Fancy Bear is another group that is thought to be connected to nation state cyber activity originating from a Russian military intelligence group known as GRU. This connection was made with some confidence by cybersecurity firm Crowdstrike.
Crowdstrike, and particularly the organisation’s CTO, Dmitri Alperovitch have played a part in characterising this group, with the name having been attributed from a system used by Mr Alperovich to identify those behind cyber activity.
Regardless of who is driving the activities of Fancy Bear, it is evident that it is principally involved in cyber espionage. This is down to the fact that the group is known to take aim at governments, security organisations and militaries of its targets.
The fame and threat associated with this hacker group is significant, having been found to have targeted critical areas of geopolitical influence. These are thought to include examples such as Emmanuel Macron’s campaign, the German parliament, and the Democratic National Committee.
Fancy Bear has made deadly use of malware attacks and spear phishing in subduing and infiltrating its targets, perhaps pointing to lacking cybersecurity defences of those within the sights of the allegedly Russia-linked group.
The “Homeless Hacker”, Adrian Lamo, is also among the most formidable hackers to have ever operated. His unique nickname was earned by his constant moving between locations, with this even including living in abandoned buildings and operating out of libraries.
His reputation moved quickly between being considered an agent of security protection, and a notorious hacker. In 2001 he worked toward creating more robust security for Worldcom, but only a year later he hacked The New York Times.
Following the issuance of his arrest warrant, Lamo evaded capture before surrendering to the police. In the years following this he faced an order to pay $65,000 to make up for the damage. The New York Times was not the only organisation he was found to have breached the security of Yahoo!, Microsoft, and LexisNexis.

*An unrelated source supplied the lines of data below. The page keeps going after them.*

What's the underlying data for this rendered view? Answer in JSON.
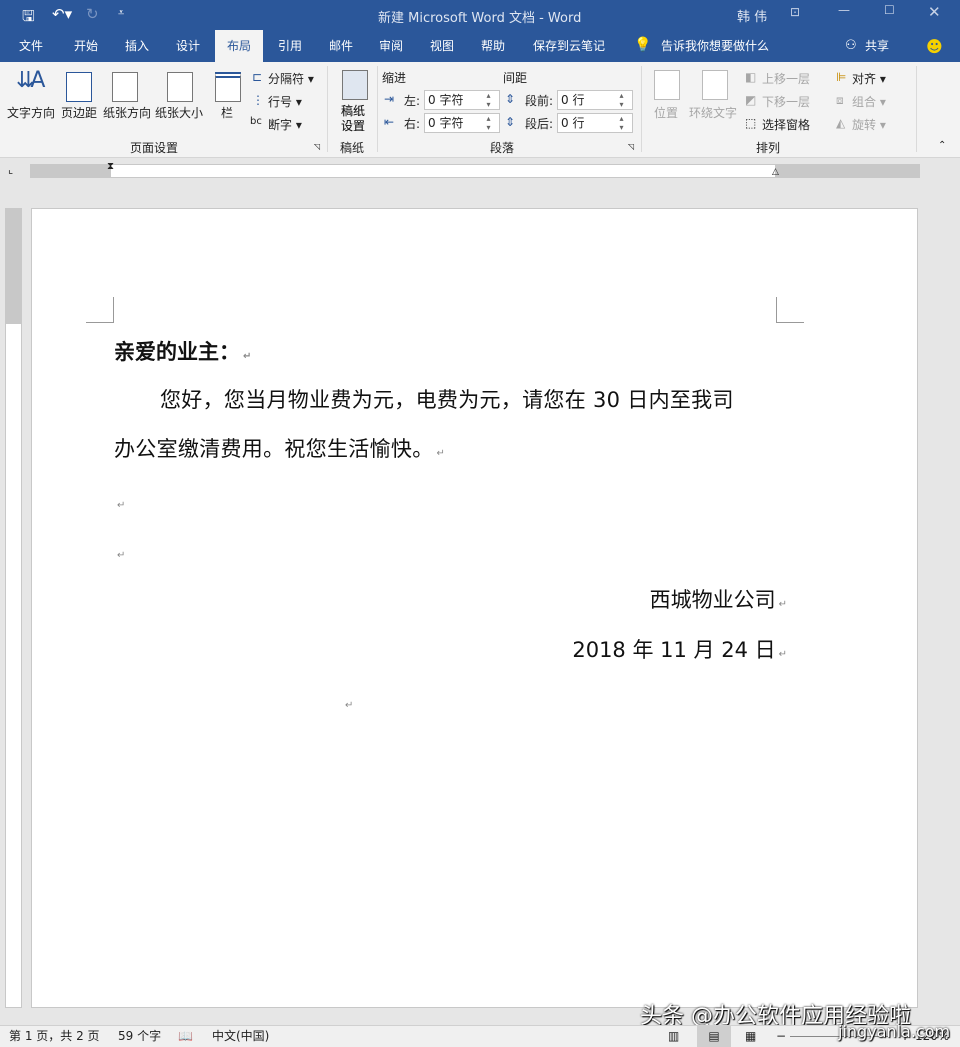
{
  "title_bar": {
    "title": "新建 Microsoft Word 文档  -  Word",
    "user": "韩 伟",
    "quick_access": [
      "save-icon",
      "undo-icon",
      "redo-icon",
      "customize-icon"
    ]
  },
  "tabs": [
    "文件",
    "开始",
    "插入",
    "设计",
    "布局",
    "引用",
    "邮件",
    "审阅",
    "视图",
    "帮助",
    "保存到云笔记"
  ],
  "active_tab": "布局",
  "tell_me": "告诉我你想要做什么",
  "share": "共享",
  "ribbon": {
    "page_setup": {
      "label": "页面设置",
      "buttons": [
        "文字方向",
        "页边距",
        "纸张方向",
        "纸张大小",
        "栏"
      ],
      "small": [
        "分隔符",
        "行号",
        "断字"
      ]
    },
    "manuscript": {
      "label": "稿纸",
      "button": "稿纸设置",
      "button_line1": "稿纸",
      "button_line2": "设置"
    },
    "paragraph": {
      "label": "段落",
      "indent_label": "缩进",
      "spacing_label": "间距",
      "left_label": "左:",
      "left_value": "0 字符",
      "right_label": "右:",
      "right_value": "0 字符",
      "before_label": "段前:",
      "before_value": "0 行",
      "after_label": "段后:",
      "after_value": "0 行"
    },
    "arrange": {
      "label": "排列",
      "position": "位置",
      "wrap": "环绕文字",
      "bring_forward": "上移一层",
      "send_backward": "下移一层",
      "selection_pane": "选择窗格",
      "align": "对齐",
      "group": "组合",
      "rotate": "旋转"
    }
  },
  "document": {
    "greeting": "亲爱的业主：",
    "line1": "您好，您当月物业费为元，电费为元，请您在 30 日内至我司",
    "line2": "办公室缴清费用。祝您生活愉快。",
    "company": "西城物业公司",
    "date": "2018 年 11 月 24 日",
    "para_mark": "↵"
  },
  "status": {
    "page": "第 1 页，共 2 页",
    "words": "59 个字",
    "language": "中文(中国)",
    "zoom": "120%"
  },
  "watermark": {
    "line1": "头条 @办公软件应用经验啦",
    "line2": "jingyanla.com"
  },
  "colors": {
    "accent": "#2b579a"
  }
}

Lamo was also connected to donating money to WikiLeaks when part of a donors list was revealed, this connection may have been concerning news for some as it aligns his formidable cyber skills with a will to reveal secret information.